They include the Rare Book and Manuscript library, the Illinois History and Lincoln Collections, the Map Library and the University Archives, which houses UI records as well as the Student Life and Culture Archives and the Sousa Archives and Center for American Music.
Now scattered in different buildings, they would be pulled together into a permanent new home in the current Undergraduate Library under the library's reorganization plan, with improved climate control, security and conservation, Wilkin said.
He believes the move would increase their accessibility to students, scholars and the general public, with room for exhibits and public events.

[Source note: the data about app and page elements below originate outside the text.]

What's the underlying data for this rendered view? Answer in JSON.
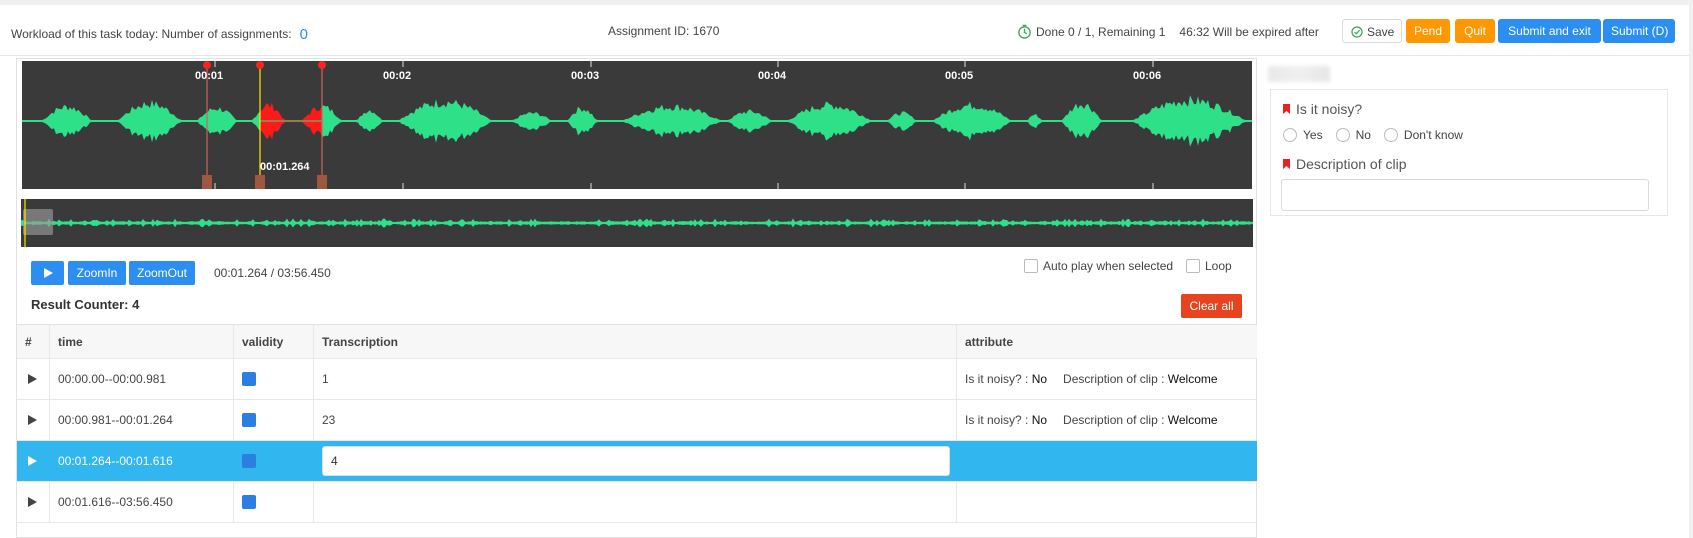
{
  "header": {
    "workload_label": "Workload of this task today: Number of assignments:",
    "workload_count": "0",
    "assignment_id": "Assignment ID: 1670",
    "progress": "Done 0 / 1, Remaining 1",
    "expiry": "46:32 Will be expired after",
    "buttons": {
      "save": "Save",
      "pend": "Pend",
      "quit": "Quit",
      "submit_exit": "Submit and exit",
      "submit": "Submit (D)"
    }
  },
  "waveform": {
    "ticks": [
      "00:01",
      "00:02",
      "00:03",
      "00:04",
      "00:05",
      "00:06"
    ],
    "cursor_time": "00:01.264",
    "colors": {
      "wave": "#2ee087",
      "selected": "#ff1a1a",
      "background": "#3a3a3a",
      "cursor": "#ffe600"
    }
  },
  "controls": {
    "zoom_in": "ZoomIn",
    "zoom_out": "ZoomOut",
    "time": "00:01.264 / 03:56.450",
    "auto_play": "Auto play when selected",
    "loop": "Loop",
    "result_counter": "Result Counter: 4",
    "clear_all": "Clear all"
  },
  "table": {
    "headers": [
      "#",
      "time",
      "validity",
      "Transcription",
      "attribute"
    ],
    "rows": [
      {
        "time": "00:00.00--00:00.981",
        "transcription": "1",
        "attr_noisy_label": "Is it noisy? :",
        "attr_noisy": "No",
        "attr_desc_label": "Description of clip :",
        "attr_desc": "Welcome",
        "selected": false
      },
      {
        "time": "00:00.981--00:01.264",
        "transcription": "23",
        "attr_noisy_label": "Is it noisy? :",
        "attr_noisy": "No",
        "attr_desc_label": "Description of clip :",
        "attr_desc": "Welcome",
        "selected": false
      },
      {
        "time": "00:01.264--00:01.616",
        "transcription": "4",
        "selected": true
      },
      {
        "time": "00:01.616--03:56.450",
        "transcription": "",
        "selected": false
      }
    ]
  },
  "form": {
    "q1": "Is it noisy?",
    "options": [
      "Yes",
      "No",
      "Don't know"
    ],
    "q2": "Description of clip"
  }
}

But University Archivist Bill Maher worries there's not enough information yet to say whether the move is feasible. "I'm concerned that it's an afterthought and making it work is going to be a lot more complicated than it seems," he said.
A special collections building has been on the library's agenda since before Maher joined the university 41 years ago, but there's never been sufficient funding. When planners decided in 2009 to remove the stacks, and develop a new undergraduate space within the Main Library, that left the Undergrad open for new possibilities.
Maher worries that the move is being driven by the availability of space, rather than a clear picture of what a special collections building should look like. Maher said he can't speak for the other special collections staff, but those in the Archives see a "serious challenge" in being able to fit of all the materials into the Undergrad.
Another big challenge: retrofitting the building to meet modern preservation standards, a costly process, he said. Because it's underground, it's hard to assess how permeable the walls are to moisture or how planners can control temperature and humidity to achieve conditions that "make things last next to forever," as the archives needs, he said.
Wilkin said the climate-control improvements that will be needed aren't part of the $55 million project, so additional money will need to be raised.
He said a project several years back to build a climate-controlled vault and address a mold issue in the Rare Book and Manuscript Library cost about $2.5 million. And the library plans to keep using the Horticulture Field Lab for some of the Archives, where it recently invested in a $1.2 million climate-control and fire-suppression system.
Maher and his colleagues are encouraged that the library has hired a consultant to review the special collections units to see what services could be brought together in a new facility, which could guide that planning.
"We have to figure out what can fit there and what makes sense to fit there," Wilkin said. "I'm committed to ensuring that whatever we do, we do right."